5. Attorney fees and punitive damages.
The landlord argues that the trial court erred in denying it summary judgment on the lender's claims for attorney fees and punitive damages. We disagree. The landlord's argument is that these claims fall with the lender's primary claims. But as explained above, it is not entitled to summary judgment on the breach of contract and conversion claims.
Case No. A14A0593.
6. Discovery sanctions.
The lender moved for the trial court to strike the landlord's answer and enter judgment against it because some of the landlord's discovery responses were false. The landlord acknowledged that certain of its initial discovery responses were incorrect and explained that its error arose out of the similarity of the names of the subject property and another of its properties. The trial court accepted that explanation and denied the motion.
We find no error. Trial courts
have broad discretion in controlling discovery, including imposition of sanctions, and appellate courts will not reverse a trial court's decision on such matters unless there has been a clear abuse of discretion. This is because trial judges, through their direct involvement with the case, the parties, and the attorneys, and their familiarity with the actions of the parties in the conduct of discovery in similar cases that are brought to their attention, are in the best position to evaluate the parties' conduct and to determine the appropriate level of sanctions.
Resource Life Ins. Co. v. Buckner, 304 Ga.App. 719, 734 (698 S.E.2d 19) (2010) (citations and punctuation omitted). The trial court was authorized to accept the landlord's explanation. See Ford Motor Co. v. Conley, 294 Ga. 530, 547(3)(a)(4) (––– S.E.2d ––––) (2014) (trial court, through its direct supervision of discovery proceedings, has ability to assess conduct, demeanor, and credibility of parties and their counsel).
7. Motion to strike affidavit.
The lender also moved to strike the affidavit of the landlord's corporate representative based on discrepancies between the witness's affidavit testimony and his later deposition testimony. The trial court denied the motion, stating that she had “given [the affidavit] proper consideration.”
We find no error. Notwithstanding the lender's objections to the affidavit, the trial court was authorized to consider the admissible portions of the affidavit in ruling on the motion for summary judgment. Vickers v. Chrysler Credit Corp., 158 Ga.App. 434, 440(4) (280 S.E.2d 842) (1981). The record does not show that the trial court abused her discretion in that regard. See Elrod v. Sunflower Meadows Dev., 322 Ga.App. 666, 669(2) (745 S.E.2d 846) (2013) (“We review a trial court's decision on a motion to strike for abuse of discretion.”) (citation omitted).
Judgment affirmed in part and reversed in part in Case No. A14A0592; judgment affirmed in Case No. A14A0593.

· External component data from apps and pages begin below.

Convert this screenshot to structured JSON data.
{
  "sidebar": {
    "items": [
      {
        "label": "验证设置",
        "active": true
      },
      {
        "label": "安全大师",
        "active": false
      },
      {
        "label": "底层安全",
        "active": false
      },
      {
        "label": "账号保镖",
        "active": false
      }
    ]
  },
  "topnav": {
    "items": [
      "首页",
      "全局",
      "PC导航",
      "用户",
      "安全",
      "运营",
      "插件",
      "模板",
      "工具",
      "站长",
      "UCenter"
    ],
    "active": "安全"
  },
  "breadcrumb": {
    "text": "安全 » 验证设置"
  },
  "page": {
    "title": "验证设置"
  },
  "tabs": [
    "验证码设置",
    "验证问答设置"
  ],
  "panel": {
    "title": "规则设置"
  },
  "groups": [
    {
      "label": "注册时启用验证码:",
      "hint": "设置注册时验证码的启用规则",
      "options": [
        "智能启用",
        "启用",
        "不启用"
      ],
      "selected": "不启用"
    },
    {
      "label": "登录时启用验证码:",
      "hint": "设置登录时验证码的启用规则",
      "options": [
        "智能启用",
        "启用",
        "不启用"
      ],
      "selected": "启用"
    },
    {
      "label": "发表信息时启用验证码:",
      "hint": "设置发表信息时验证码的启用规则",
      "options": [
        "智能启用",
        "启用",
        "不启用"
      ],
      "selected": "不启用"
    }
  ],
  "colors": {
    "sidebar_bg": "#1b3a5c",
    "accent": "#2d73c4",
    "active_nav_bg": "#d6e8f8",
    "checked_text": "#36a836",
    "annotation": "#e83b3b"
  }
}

1. We express no opinions regarding any rights the lender may have as to replacement inventory and any duties that the successor tenant may owe the lender. Those issues are not before us.
ANDREWS, P.J., concurs. RAY, J., concurs fully in Divisions 4, 6 and 7, and in the judgment only in Divisions 1, 2, 3, and 5.